Your objective:
All of the records must come back exactly as they were given.

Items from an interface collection
= Beginning of Section =

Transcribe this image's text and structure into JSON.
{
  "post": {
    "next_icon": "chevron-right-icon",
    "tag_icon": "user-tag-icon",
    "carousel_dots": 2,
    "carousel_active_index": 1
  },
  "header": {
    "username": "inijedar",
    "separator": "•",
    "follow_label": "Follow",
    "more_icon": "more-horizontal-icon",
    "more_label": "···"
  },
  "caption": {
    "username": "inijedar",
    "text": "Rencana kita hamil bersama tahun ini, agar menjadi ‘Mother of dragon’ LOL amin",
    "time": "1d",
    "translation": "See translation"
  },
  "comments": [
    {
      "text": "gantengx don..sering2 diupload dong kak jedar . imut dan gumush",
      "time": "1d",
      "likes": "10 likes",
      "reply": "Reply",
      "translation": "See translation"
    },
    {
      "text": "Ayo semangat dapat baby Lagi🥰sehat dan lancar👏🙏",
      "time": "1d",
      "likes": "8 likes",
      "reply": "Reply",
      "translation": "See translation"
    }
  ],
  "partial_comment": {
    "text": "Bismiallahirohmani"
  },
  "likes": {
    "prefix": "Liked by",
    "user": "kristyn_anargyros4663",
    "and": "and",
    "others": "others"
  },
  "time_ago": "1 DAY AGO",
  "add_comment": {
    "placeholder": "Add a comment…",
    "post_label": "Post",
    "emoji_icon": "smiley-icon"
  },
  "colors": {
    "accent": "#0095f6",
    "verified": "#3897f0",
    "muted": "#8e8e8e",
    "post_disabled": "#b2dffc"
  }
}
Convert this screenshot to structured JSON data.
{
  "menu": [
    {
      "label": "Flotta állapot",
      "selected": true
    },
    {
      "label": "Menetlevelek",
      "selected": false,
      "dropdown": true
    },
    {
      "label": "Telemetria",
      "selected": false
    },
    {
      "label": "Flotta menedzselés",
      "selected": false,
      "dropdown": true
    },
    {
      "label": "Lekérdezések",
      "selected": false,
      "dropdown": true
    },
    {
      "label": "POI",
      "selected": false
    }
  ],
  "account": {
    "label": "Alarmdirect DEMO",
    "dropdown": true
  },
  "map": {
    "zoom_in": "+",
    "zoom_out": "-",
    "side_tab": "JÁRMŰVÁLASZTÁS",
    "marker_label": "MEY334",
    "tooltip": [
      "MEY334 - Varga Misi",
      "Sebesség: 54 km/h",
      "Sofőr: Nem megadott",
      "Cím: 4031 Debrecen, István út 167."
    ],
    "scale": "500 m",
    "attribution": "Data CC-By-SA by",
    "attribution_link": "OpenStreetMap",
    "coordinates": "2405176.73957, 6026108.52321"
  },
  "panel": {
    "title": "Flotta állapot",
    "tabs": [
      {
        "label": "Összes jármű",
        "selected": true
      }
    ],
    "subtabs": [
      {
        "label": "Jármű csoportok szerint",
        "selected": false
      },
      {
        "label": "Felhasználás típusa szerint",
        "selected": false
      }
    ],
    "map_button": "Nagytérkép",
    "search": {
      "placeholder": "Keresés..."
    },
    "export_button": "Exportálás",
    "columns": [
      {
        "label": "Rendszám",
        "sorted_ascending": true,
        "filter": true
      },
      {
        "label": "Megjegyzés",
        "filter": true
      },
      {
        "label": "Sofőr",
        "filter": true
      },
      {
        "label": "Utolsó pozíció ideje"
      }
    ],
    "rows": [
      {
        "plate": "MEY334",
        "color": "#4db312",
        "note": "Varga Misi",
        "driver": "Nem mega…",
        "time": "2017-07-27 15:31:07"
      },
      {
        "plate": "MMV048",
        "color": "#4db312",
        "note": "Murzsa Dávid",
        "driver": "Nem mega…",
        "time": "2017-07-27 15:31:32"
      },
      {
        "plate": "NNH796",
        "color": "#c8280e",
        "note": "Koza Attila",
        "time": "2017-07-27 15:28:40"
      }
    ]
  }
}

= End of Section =

Your response:
Transcribe this image's text and structure into JSON.
{
  "post": {
    "next_icon": "chevron-right-icon",
    "tag_icon": "user-tag-icon",
    "carousel_dots": 2,
    "carousel_active_index": 1
  },
  "header": {
    "username": "inijedar",
    "separator": "•",
    "follow_label": "Follow",
    "more_icon": "more-horizontal-icon",
    "more_label": "···"
  },
  "caption": {
    "username": "inijedar",
    "text": "Rencana kita hamil bersama tahun ini, agar menjadi ‘Mother of dragon’ LOL amin",
    "time": "1d",
    "translation": "See translation"
  },
  "comments": [
    {
      "text": "gantengx don..sering2 diupload dong kak jedar . imut dan gumush",
      "time": "1d",
      "likes": "10 likes",
      "reply": "Reply",
      "translation": "See translation"
    },
    {
      "text": "Ayo semangat dapat baby Lagi🥰sehat dan lancar👏🙏",
      "time": "1d",
      "likes": "8 likes",
      "reply": "Reply",
      "translation": "See translation"
    }
  ],
  "partial_comment": {
    "text": "Bismiallahirohmani"
  },
  "likes": {
    "prefix": "Liked by",
    "user": "kristyn_anargyros4663",
    "and": "and",
    "others": "others"
  },
  "time_ago": "1 DAY AGO",
  "add_comment": {
    "placeholder": "Add a comment…",
    "post_label": "Post",
    "emoji_icon": "smiley-icon"
  },
  "colors": {
    "accent": "#0095f6",
    "verified": "#3897f0",
    "muted": "#8e8e8e",
    "post_disabled": "#b2dffc"
  }
}
Convert this screenshot to structured JSON data.
{
  "menu": [
    {
      "label": "Flotta állapot",
      "selected": true
    },
    {
      "label": "Menetlevelek",
      "selected": false,
      "dropdown": true
    },
    {
      "label": "Telemetria",
      "selected": false
    },
    {
      "label": "Flotta menedzselés",
      "selected": false,
      "dropdown": true
    },
    {
      "label": "Lekérdezések",
      "selected": false,
      "dropdown": true
    },
    {
      "label": "POI",
      "selected": false
    }
  ],
  "account": {
    "label": "Alarmdirect DEMO",
    "dropdown": true
  },
  "map": {
    "zoom_in": "+",
    "zoom_out": "-",
    "side_tab": "JÁRMŰVÁLASZTÁS",
    "marker_label": "MEY334",
    "tooltip": [
      "MEY334 - Varga Misi",
      "Sebesség: 54 km/h",
      "Sofőr: Nem megadott",
      "Cím: 4031 Debrecen, István út 167."
    ],
    "scale": "500 m",
    "attribution": "Data CC-By-SA by",
    "attribution_link": "OpenStreetMap",
    "coordinates": "2405176.73957, 6026108.52321"
  },
  "panel": {
    "title": "Flotta állapot",
    "tabs": [
      {
        "label": "Összes jármű",
        "selected": true
      }
    ],
    "subtabs": [
      {
        "label": "Jármű csoportok szerint",
        "selected": false
      },
      {
        "label": "Felhasználás típusa szerint",
        "selected": false
      }
    ],
    "map_button": "Nagytérkép",
    "search": {
      "placeholder": "Keresés..."
    },
    "export_button": "Exportálás",
    "columns": [
      {
        "label": "Rendszám",
        "sorted_ascending": true,
        "filter": true
      },
      {
        "label": "Megjegyzés",
        "filter": true
      },
      {
        "label": "Sofőr",
        "filter": true
      },
      {
        "label": "Utolsó pozíció ideje"
      }
    ],
    "rows": [
      {
        "plate": "MEY334",
        "color": "#4db312",
        "note": "Varga Misi",
        "driver": "Nem mega…",
        "time": "2017-07-27 15:31:07"
      },
      {
        "plate": "MMV048",
        "color": "#4db312",
        "note": "Murzsa Dávid",
        "driver": "Nem mega…",
        "time": "2017-07-27 15:31:32"
      },
      {
        "plate": "NNH796",
        "color": "#c8280e",
        "note": "Koza Attila",
        "time": "2017-07-27 15:28:40"
      }
    ]
  }
}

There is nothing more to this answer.